"""

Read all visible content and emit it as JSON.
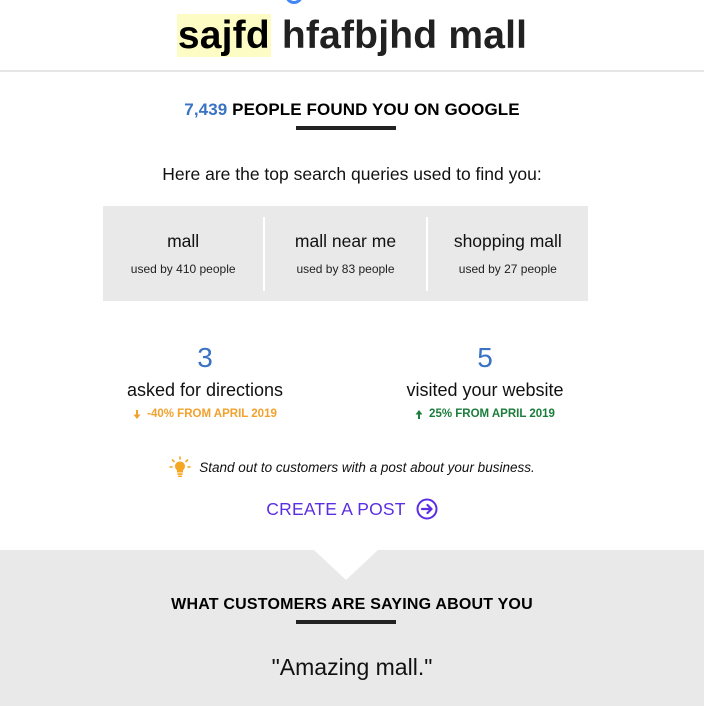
{
  "business": {
    "name_highlight": "sajfd",
    "name_rest": " hfafbjhd mall"
  },
  "found": {
    "count": "7,439",
    "text": "PEOPLE FOUND YOU ON GOOGLE"
  },
  "queries_intro": "Here are the top search queries used to find you:",
  "queries": [
    {
      "label": "mall",
      "usage": "used by 410 people"
    },
    {
      "label": "mall near me",
      "usage": "used by 83 people"
    },
    {
      "label": "shopping mall",
      "usage": "used by 27 people"
    }
  ],
  "stats": {
    "directions": {
      "value": "3",
      "label": "asked for directions",
      "change": "-40% FROM APRIL 2019",
      "direction": "down",
      "color": "#f2a12d"
    },
    "website": {
      "value": "5",
      "label": "visited your website",
      "change": "25% FROM APRIL 2019",
      "direction": "up",
      "color": "#1b7d3c"
    }
  },
  "tip": {
    "icon": "lightbulb-icon",
    "text": "Stand out to customers with a post about your business."
  },
  "cta": {
    "label": "CREATE A POST",
    "icon": "arrow-right-circle-icon"
  },
  "reviews": {
    "title": "WHAT CUSTOMERS ARE SAYING ABOUT YOU",
    "quote": "\"Amazing mall.\""
  },
  "colors": {
    "accent_blue": "#3a72c4",
    "cta_purple": "#5b2ee3",
    "panel_gray": "#e9e9e9",
    "highlight_yellow": "#fcfcc4"
  }
}
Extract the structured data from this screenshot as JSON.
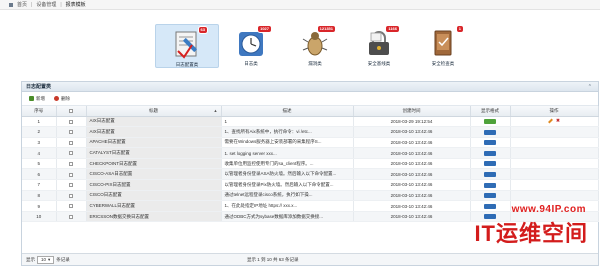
{
  "breadcrumb": {
    "items": [
      "首页",
      "设备管理",
      "报表模板"
    ]
  },
  "tiles": [
    {
      "label": "日志配置类",
      "badge": "63",
      "selected": true,
      "icon": "log-config-icon"
    },
    {
      "label": "日志类",
      "badge": "1027",
      "selected": false,
      "icon": "clock-icon"
    },
    {
      "label": "漏洞类",
      "badge": "121351",
      "selected": false,
      "icon": "bug-icon"
    },
    {
      "label": "安全基线类",
      "badge": "1166",
      "selected": false,
      "icon": "baseline-icon"
    },
    {
      "label": "安全检查类",
      "badge": "1",
      "selected": false,
      "icon": "security-check-icon"
    }
  ],
  "panel": {
    "title": "日志配置类",
    "toolbar": {
      "add": "新增",
      "delete": "删除"
    },
    "columns": [
      "序号",
      "",
      "标题",
      "描述",
      "创建时间",
      "显示格式",
      "操作"
    ],
    "rows": [
      {
        "no": "1",
        "title": "AIX日志配置",
        "desc": "1",
        "time": "2018-03-29 19:12:54",
        "format": "green"
      },
      {
        "no": "2",
        "title": "AIX日志配置",
        "desc": "1、查找所有Aix系统中，执行命令：vi /etc...",
        "time": "2018-03-10 13:42:46",
        "format": "blue"
      },
      {
        "no": "3",
        "title": "APACHE日志配置",
        "desc": "需要在Windows服务器上安装部署的采集程序S...",
        "time": "2018-03-10 13:42:46",
        "format": "blue"
      },
      {
        "no": "4",
        "title": "CATALYST日志配置",
        "desc": "1. set logging server xxx...",
        "time": "2018-03-10 13:42:46",
        "format": "blue"
      },
      {
        "no": "5",
        "title": "CHECKPOINT日志配置",
        "desc": "收集单位用监控使用专门的sa_client程序。...",
        "time": "2018-03-10 13:42:46",
        "format": "blue"
      },
      {
        "no": "6",
        "title": "CISCO-ASA日志配置",
        "desc": "以管理者身份登录ASA防火墙。然后输入以下命令配置...",
        "time": "2018-03-10 13:42:46",
        "format": "blue"
      },
      {
        "no": "7",
        "title": "CISCO-PIX日志配置",
        "desc": "以管理者身份登录Pix防火墙。然后输入以下命令配置...",
        "time": "2018-03-10 13:42:46",
        "format": "blue"
      },
      {
        "no": "8",
        "title": "CISCO日志配置",
        "desc": "通过telnet远程登录cisco系统，执行如下操...",
        "time": "2018-03-10 13:42:46",
        "format": "blue"
      },
      {
        "no": "9",
        "title": "CYBERWALL日志配置",
        "desc": "1、在此处指定IP地址 https:// xxx.x...",
        "time": "2018-03-10 13:42:46",
        "format": "blue"
      },
      {
        "no": "10",
        "title": "ERICSSON数据交换日志配置",
        "desc": "通过ODBC方式为sybase数据库添加数据交换接...",
        "time": "2018-03-10 13:42:46",
        "format": "blue"
      }
    ],
    "pager": {
      "label": "显示",
      "size": "10",
      "suffix": "条记录",
      "info": "显示 1 到 10 共 63 条记录"
    }
  },
  "watermark": {
    "url": "www.94IP.com",
    "text": "IT运维空间"
  }
}
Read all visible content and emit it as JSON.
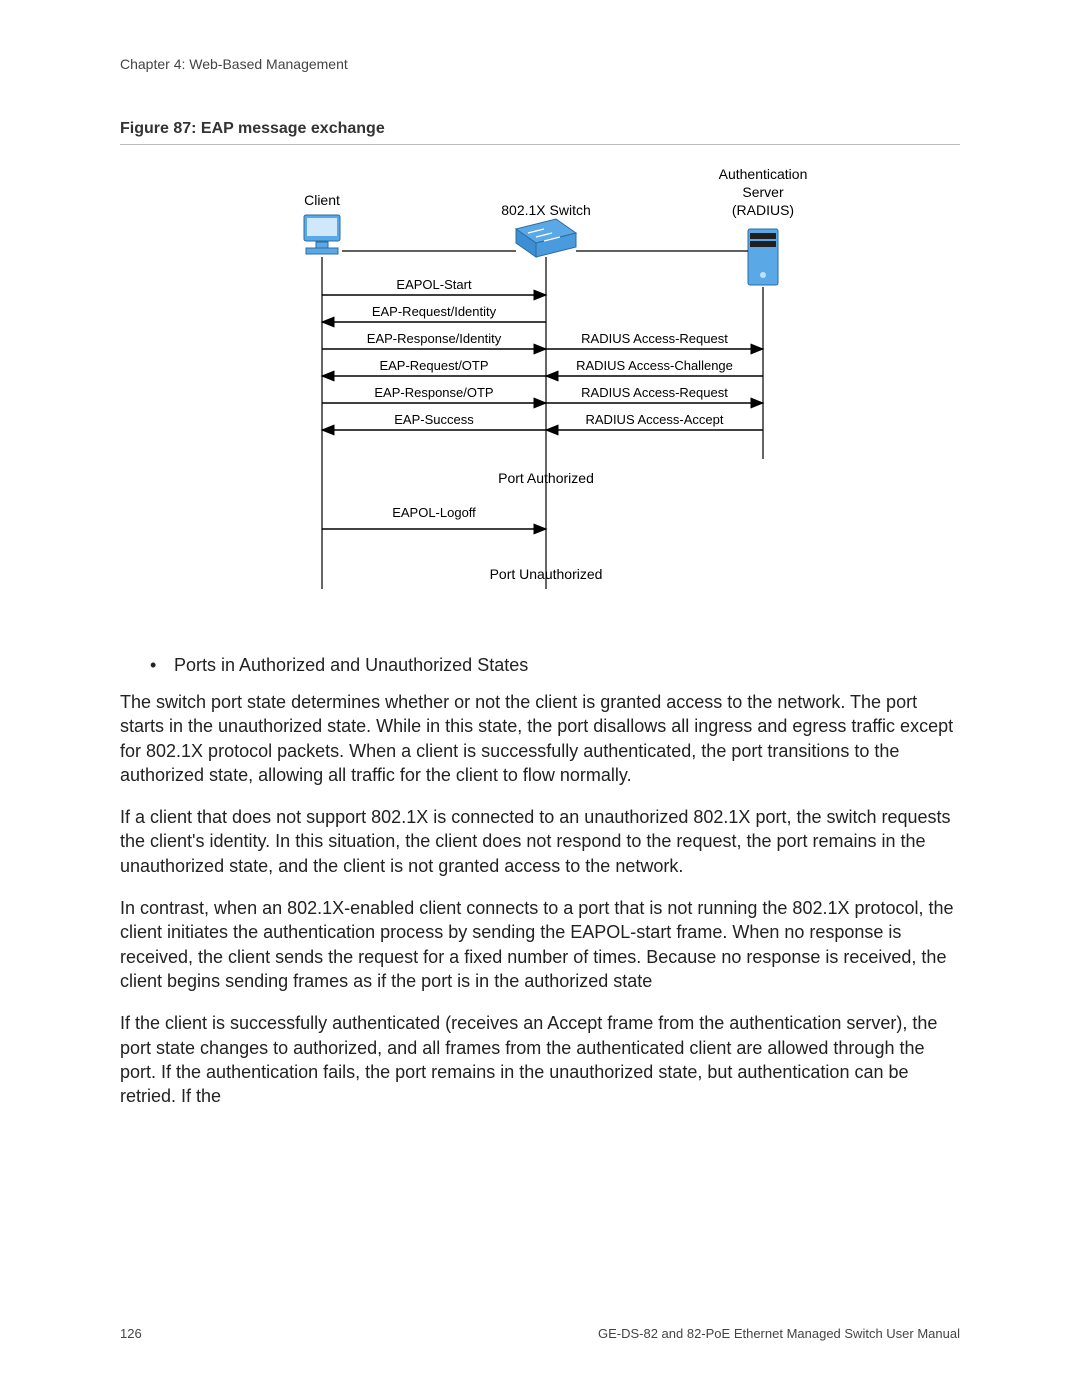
{
  "header": {
    "chapter": "Chapter 4: Web-Based Management"
  },
  "figure": {
    "caption": "Figure 87: EAP message exchange",
    "nodes": {
      "client": "Client",
      "switch": "802.1X Switch",
      "server_line1": "Authentication",
      "server_line2": "Server",
      "server_line3": "(RADIUS)"
    },
    "left_messages": [
      {
        "text": "EAPOL-Start",
        "dir": "right"
      },
      {
        "text": "EAP-Request/Identity",
        "dir": "left"
      },
      {
        "text": "EAP-Response/Identity",
        "dir": "right"
      },
      {
        "text": "EAP-Request/OTP",
        "dir": "left"
      },
      {
        "text": "EAP-Response/OTP",
        "dir": "right"
      },
      {
        "text": "EAP-Success",
        "dir": "left"
      }
    ],
    "right_messages": [
      {
        "text": "RADIUS Access-Request",
        "dir": "right"
      },
      {
        "text": "RADIUS Access-Challenge",
        "dir": "left"
      },
      {
        "text": "RADIUS Access-Request",
        "dir": "right"
      },
      {
        "text": "RADIUS Access-Accept",
        "dir": "left"
      }
    ],
    "status_authorized": "Port Authorized",
    "logoff": "EAPOL-Logoff",
    "status_unauthorized": "Port Unauthorized"
  },
  "bullet": "Ports in Authorized and Unauthorized States",
  "paragraphs": [
    "The switch port state determines whether or not the client is granted access to the network. The port starts in the unauthorized state. While in this state, the port disallows all ingress and egress traffic except for 802.1X protocol packets. When a client is successfully authenticated, the port transitions to the authorized state, allowing all traffic for the client to flow normally.",
    "If a client that does not support 802.1X is connected to an unauthorized 802.1X port, the switch requests the client's identity. In this situation, the client does not respond to the request, the port remains in the unauthorized state, and the client is not granted access to the network.",
    "In contrast, when an 802.1X-enabled client connects to a port that is not running the 802.1X protocol, the client initiates the authentication process by sending the EAPOL-start frame. When no response is received, the client sends the request for a fixed number of times. Because no response is received, the client begins sending frames as if the port is in the authorized state",
    "If the client is successfully authenticated (receives an Accept frame from the authentication server), the port state changes to authorized, and all frames from the authenticated client are allowed through the port. If the authentication fails, the port remains in the unauthorized state, but authentication can be retried. If the"
  ],
  "footer": {
    "page_number": "126",
    "manual_title": "GE-DS-82 and 82-PoE Ethernet Managed Switch User Manual"
  },
  "chart_data": {
    "type": "sequence_diagram",
    "participants": [
      "Client",
      "802.1X Switch",
      "Authentication Server (RADIUS)"
    ],
    "messages": [
      {
        "from": "Client",
        "to": "802.1X Switch",
        "label": "EAPOL-Start"
      },
      {
        "from": "802.1X Switch",
        "to": "Client",
        "label": "EAP-Request/Identity"
      },
      {
        "from": "Client",
        "to": "802.1X Switch",
        "label": "EAP-Response/Identity"
      },
      {
        "from": "802.1X Switch",
        "to": "Authentication Server (RADIUS)",
        "label": "RADIUS Access-Request"
      },
      {
        "from": "Authentication Server (RADIUS)",
        "to": "802.1X Switch",
        "label": "RADIUS Access-Challenge"
      },
      {
        "from": "802.1X Switch",
        "to": "Client",
        "label": "EAP-Request/OTP"
      },
      {
        "from": "Client",
        "to": "802.1X Switch",
        "label": "EAP-Response/OTP"
      },
      {
        "from": "802.1X Switch",
        "to": "Authentication Server (RADIUS)",
        "label": "RADIUS Access-Request"
      },
      {
        "from": "Authentication Server (RADIUS)",
        "to": "802.1X Switch",
        "label": "RADIUS Access-Accept"
      },
      {
        "from": "802.1X Switch",
        "to": "Client",
        "label": "EAP-Success"
      },
      {
        "state": "Port Authorized"
      },
      {
        "from": "Client",
        "to": "802.1X Switch",
        "label": "EAPOL-Logoff"
      },
      {
        "state": "Port Unauthorized"
      }
    ]
  }
}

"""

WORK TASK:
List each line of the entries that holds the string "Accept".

ANSWER TO THE PROBLEM:
        "text": "RADIUS Access-Accept",
    "If the client is successfully authenticated (receives an Accept frame from the authentication server), the port state changes to authorized, and all frames from the authenticated client are allowed through the port. If the authentication fails, the port remains in the unauthorized state, but authentication can be retried. If the"
        "label": "RADIUS Access-Accept"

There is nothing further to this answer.